Member since:
2005-07-12

On Linux distros a set of basic _packages_ make the OS.

The discussion is not about OS installation but application management. And it's not forbidden for Linux to install additional libraries as part of the OS core, if the library is widely used.
BTW: An OSX system installation consists of a set of packages, too (e. g. the base system, the BSD subsystem, the X11 package, etc.).


Hence I deduce it would be technically possible to create 3rd party package repositories for Windows as well. No freedom lost.

Yes. But that contradicts the repository paradigm. How does your software management system knows where to get software if not from a central repository? You have to configure your management app to get software from elsewhere. And that means "discover" it first - and voilą: your back at the good old discovery paradigm.

The MS example was only to illustrate that people probably would not accept such a thing from a commercial OS vendor, so I fail to see why this would be a positive goal for free software. Centralization might make software management easier but that has a price: Not only does it create dependency, it creates also centralized points of failures and insecurity (e. g. if your repository get's hacked).

Reply Parent Score: 1

jziegler Member since:
2005-07-14

The discussion is not about OS installation but application management. And it's not forbidden for Linux to install additional libraries as part of the OS core, if the library is widely used.

Probably misunderstood you on this one. Nevermind.


The MS example was only to illustrate that people probably would not accept such a thing from a commercial OS vendor, so I fail to see why this would be a positive goal for free software.

Because it works? It works satisfyingly well for me (and probably for other Debian users as well). OK, it comes with a price - dependancy, single point of failure.

Dependancy is a moot point - you are always dependent on your OS vendor on some point.

Single point of failure - not completely true, there are mirrors.

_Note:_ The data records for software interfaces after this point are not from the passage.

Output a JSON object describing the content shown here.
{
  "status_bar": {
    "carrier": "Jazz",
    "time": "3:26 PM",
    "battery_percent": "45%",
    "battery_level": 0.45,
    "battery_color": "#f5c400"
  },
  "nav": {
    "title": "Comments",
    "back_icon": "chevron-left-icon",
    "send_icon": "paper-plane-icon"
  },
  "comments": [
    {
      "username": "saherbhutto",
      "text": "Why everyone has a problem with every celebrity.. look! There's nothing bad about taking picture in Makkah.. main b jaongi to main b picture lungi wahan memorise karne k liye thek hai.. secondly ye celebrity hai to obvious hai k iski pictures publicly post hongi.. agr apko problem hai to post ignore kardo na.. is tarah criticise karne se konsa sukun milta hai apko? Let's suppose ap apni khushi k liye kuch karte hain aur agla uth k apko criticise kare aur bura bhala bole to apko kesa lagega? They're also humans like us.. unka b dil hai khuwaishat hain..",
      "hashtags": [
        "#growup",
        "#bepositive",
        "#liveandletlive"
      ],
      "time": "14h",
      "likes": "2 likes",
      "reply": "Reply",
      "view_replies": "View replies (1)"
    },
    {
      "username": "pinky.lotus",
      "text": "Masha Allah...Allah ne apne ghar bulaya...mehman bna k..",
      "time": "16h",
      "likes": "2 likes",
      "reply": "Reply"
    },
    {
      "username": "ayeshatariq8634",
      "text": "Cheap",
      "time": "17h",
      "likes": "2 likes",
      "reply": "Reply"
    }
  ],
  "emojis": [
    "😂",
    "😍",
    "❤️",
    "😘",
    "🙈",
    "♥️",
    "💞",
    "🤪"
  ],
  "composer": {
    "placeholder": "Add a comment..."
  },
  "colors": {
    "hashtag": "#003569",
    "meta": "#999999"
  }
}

Though they will mirror any insecurity created in the original, they will provide the required data even when the original source experiences failure.

I gladly pay this price compared to manual downloading of each package, or going back to statically linked apps, or having a library installed numerous times for "self-contained" apps.

I do not claim that the packaging systems used by Linux distributions are the perfect way to distribute software. However, I have not experienced anything better, nor did I like anything presented in the discussion under this article. Everything seems less powerfull than what we already have.

Reply Parent Score: 1